[Page and application data records]
********************
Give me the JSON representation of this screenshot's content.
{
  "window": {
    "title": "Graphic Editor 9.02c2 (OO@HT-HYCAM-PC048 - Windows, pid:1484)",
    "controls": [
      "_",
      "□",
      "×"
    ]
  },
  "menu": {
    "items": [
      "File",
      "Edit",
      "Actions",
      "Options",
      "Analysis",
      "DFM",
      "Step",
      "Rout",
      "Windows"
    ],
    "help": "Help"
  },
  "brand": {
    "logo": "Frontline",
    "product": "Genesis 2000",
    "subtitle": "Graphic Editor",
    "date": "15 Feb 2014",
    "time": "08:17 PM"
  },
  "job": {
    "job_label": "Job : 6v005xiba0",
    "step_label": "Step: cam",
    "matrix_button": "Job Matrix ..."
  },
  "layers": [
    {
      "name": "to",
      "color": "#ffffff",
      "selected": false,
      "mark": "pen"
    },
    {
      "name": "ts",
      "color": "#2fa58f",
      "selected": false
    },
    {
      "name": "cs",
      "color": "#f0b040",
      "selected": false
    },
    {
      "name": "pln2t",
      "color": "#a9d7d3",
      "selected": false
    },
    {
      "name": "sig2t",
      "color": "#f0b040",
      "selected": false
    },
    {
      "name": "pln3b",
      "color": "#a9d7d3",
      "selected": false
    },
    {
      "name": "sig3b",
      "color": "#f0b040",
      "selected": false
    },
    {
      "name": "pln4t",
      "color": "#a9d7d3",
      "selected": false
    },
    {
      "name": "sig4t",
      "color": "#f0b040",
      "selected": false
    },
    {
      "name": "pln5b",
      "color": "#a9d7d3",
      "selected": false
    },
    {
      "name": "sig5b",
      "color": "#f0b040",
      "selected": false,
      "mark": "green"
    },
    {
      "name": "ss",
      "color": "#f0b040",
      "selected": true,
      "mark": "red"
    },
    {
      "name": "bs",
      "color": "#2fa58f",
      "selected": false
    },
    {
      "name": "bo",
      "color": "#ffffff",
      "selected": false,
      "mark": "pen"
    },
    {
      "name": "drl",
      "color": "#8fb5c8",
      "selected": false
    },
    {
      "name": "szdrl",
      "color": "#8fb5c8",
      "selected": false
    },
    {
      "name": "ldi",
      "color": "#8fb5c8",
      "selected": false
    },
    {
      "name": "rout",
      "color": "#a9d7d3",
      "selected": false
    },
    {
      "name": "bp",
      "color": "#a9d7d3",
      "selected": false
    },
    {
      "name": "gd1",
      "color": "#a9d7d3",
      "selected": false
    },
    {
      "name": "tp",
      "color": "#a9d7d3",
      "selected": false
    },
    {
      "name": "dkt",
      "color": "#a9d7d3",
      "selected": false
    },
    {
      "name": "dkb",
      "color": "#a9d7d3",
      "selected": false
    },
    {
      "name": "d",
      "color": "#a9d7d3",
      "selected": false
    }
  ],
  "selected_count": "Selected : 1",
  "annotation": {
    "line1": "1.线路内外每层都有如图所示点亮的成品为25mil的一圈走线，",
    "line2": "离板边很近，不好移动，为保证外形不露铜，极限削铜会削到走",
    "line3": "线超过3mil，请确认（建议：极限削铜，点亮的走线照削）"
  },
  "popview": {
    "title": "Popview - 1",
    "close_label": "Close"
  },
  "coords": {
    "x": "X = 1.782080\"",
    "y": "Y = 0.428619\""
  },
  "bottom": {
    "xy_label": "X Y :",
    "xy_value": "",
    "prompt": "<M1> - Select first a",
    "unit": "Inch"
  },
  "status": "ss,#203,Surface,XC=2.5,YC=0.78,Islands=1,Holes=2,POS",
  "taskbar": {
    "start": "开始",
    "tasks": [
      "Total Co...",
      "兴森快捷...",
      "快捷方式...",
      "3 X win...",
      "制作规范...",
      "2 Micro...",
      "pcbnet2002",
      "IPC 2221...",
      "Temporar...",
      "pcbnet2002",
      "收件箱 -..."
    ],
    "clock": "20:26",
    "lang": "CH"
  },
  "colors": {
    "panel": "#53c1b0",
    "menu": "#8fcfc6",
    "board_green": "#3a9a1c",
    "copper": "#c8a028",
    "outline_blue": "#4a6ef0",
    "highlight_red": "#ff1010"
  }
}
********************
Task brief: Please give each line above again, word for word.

Solution to this task:
Give me the JSON representation of this screenshot's content.
{
  "window": {
    "title": "Graphic Editor 9.02c2 (OO@HT-HYCAM-PC048 - Windows, pid:1484)",
    "controls": [
      "_",
      "□",
      "×"
    ]
  },
  "menu": {
    "items": [
      "File",
      "Edit",
      "Actions",
      "Options",
      "Analysis",
      "DFM",
      "Step",
      "Rout",
      "Windows"
    ],
    "help": "Help"
  },
  "brand": {
    "logo": "Frontline",
    "product": "Genesis 2000",
    "subtitle": "Graphic Editor",
    "date": "15 Feb 2014",
    "time": "08:17 PM"
  },
  "job": {
    "job_label": "Job : 6v005xiba0",
    "step_label": "Step: cam",
    "matrix_button": "Job Matrix ..."
  },
  "layers": [
    {
      "name": "to",
      "color": "#ffffff",
      "selected": false,
      "mark": "pen"
    },
    {
      "name": "ts",
      "color": "#2fa58f",
      "selected": false
    },
    {
      "name": "cs",
      "color": "#f0b040",
      "selected": false
    },
    {
      "name": "pln2t",
      "color": "#a9d7d3",
      "selected": false
    },
    {
      "name": "sig2t",
      "color": "#f0b040",
      "selected": false
    },
    {
      "name": "pln3b",
      "color": "#a9d7d3",
      "selected": false
    },
    {
      "name": "sig3b",
      "color": "#f0b040",
      "selected": false
    },
    {
      "name": "pln4t",
      "color": "#a9d7d3",
      "selected": false
    },
    {
      "name": "sig4t",
      "color": "#f0b040",
      "selected": false
    },
    {
      "name": "pln5b",
      "color": "#a9d7d3",
      "selected": false
    },
    {
      "name": "sig5b",
      "color": "#f0b040",
      "selected": false,
      "mark": "green"
    },
    {
      "name": "ss",
      "color": "#f0b040",
      "selected": true,
      "mark": "red"
    },
    {
      "name": "bs",
      "color": "#2fa58f",
      "selected": false
    },
    {
      "name": "bo",
      "color": "#ffffff",
      "selected": false,
      "mark": "pen"
    },
    {
      "name": "drl",
      "color": "#8fb5c8",
      "selected": false
    },
    {
      "name": "szdrl",
      "color": "#8fb5c8",
      "selected": false
    },
    {
      "name": "ldi",
      "color": "#8fb5c8",
      "selected": false
    },
    {
      "name": "rout",
      "color": "#a9d7d3",
      "selected": false
    },
    {
      "name": "bp",
      "color": "#a9d7d3",
      "selected": false
    },
    {
      "name": "gd1",
      "color": "#a9d7d3",
      "selected": false
    },
    {
      "name": "tp",
      "color": "#a9d7d3",
      "selected": false
    },
    {
      "name": "dkt",
      "color": "#a9d7d3",
      "selected": false
    },
    {
      "name": "dkb",
      "color": "#a9d7d3",
      "selected": false
    },
    {
      "name": "d",
      "color": "#a9d7d3",
      "selected": false
    }
  ],
  "selected_count": "Selected : 1",
  "annotation": {
    "line1": "1.线路内外每层都有如图所示点亮的成品为25mil的一圈走线，",
    "line2": "离板边很近，不好移动，为保证外形不露铜，极限削铜会削到走",
    "line3": "线超过3mil，请确认（建议：极限削铜，点亮的走线照削）"
  },
  "popview": {
    "title": "Popview - 1",
    "close_label": "Close"
  },
  "coords": {
    "x": "X = 1.782080\"",
    "y": "Y = 0.428619\""
  },
  "bottom": {
    "xy_label": "X Y :",
    "xy_value": "",
    "prompt": "<M1> - Select first a",
    "unit": "Inch"
  },
  "status": "ss,#203,Surface,XC=2.5,YC=0.78,Islands=1,Holes=2,POS",
  "taskbar": {
    "start": "开始",
    "tasks": [
      "Total Co...",
      "兴森快捷...",
      "快捷方式...",
      "3 X win...",
      "制作规范...",
      "2 Micro...",
      "pcbnet2002",
      "IPC 2221...",
      "Temporar...",
      "pcbnet2002",
      "收件箱 -..."
    ],
    "clock": "20:26",
    "lang": "CH"
  },
  "colors": {
    "panel": "#53c1b0",
    "menu": "#8fcfc6",
    "board_green": "#3a9a1c",
    "copper": "#c8a028",
    "outline_blue": "#4a6ef0",
    "highlight_red": "#ff1010"
  }
}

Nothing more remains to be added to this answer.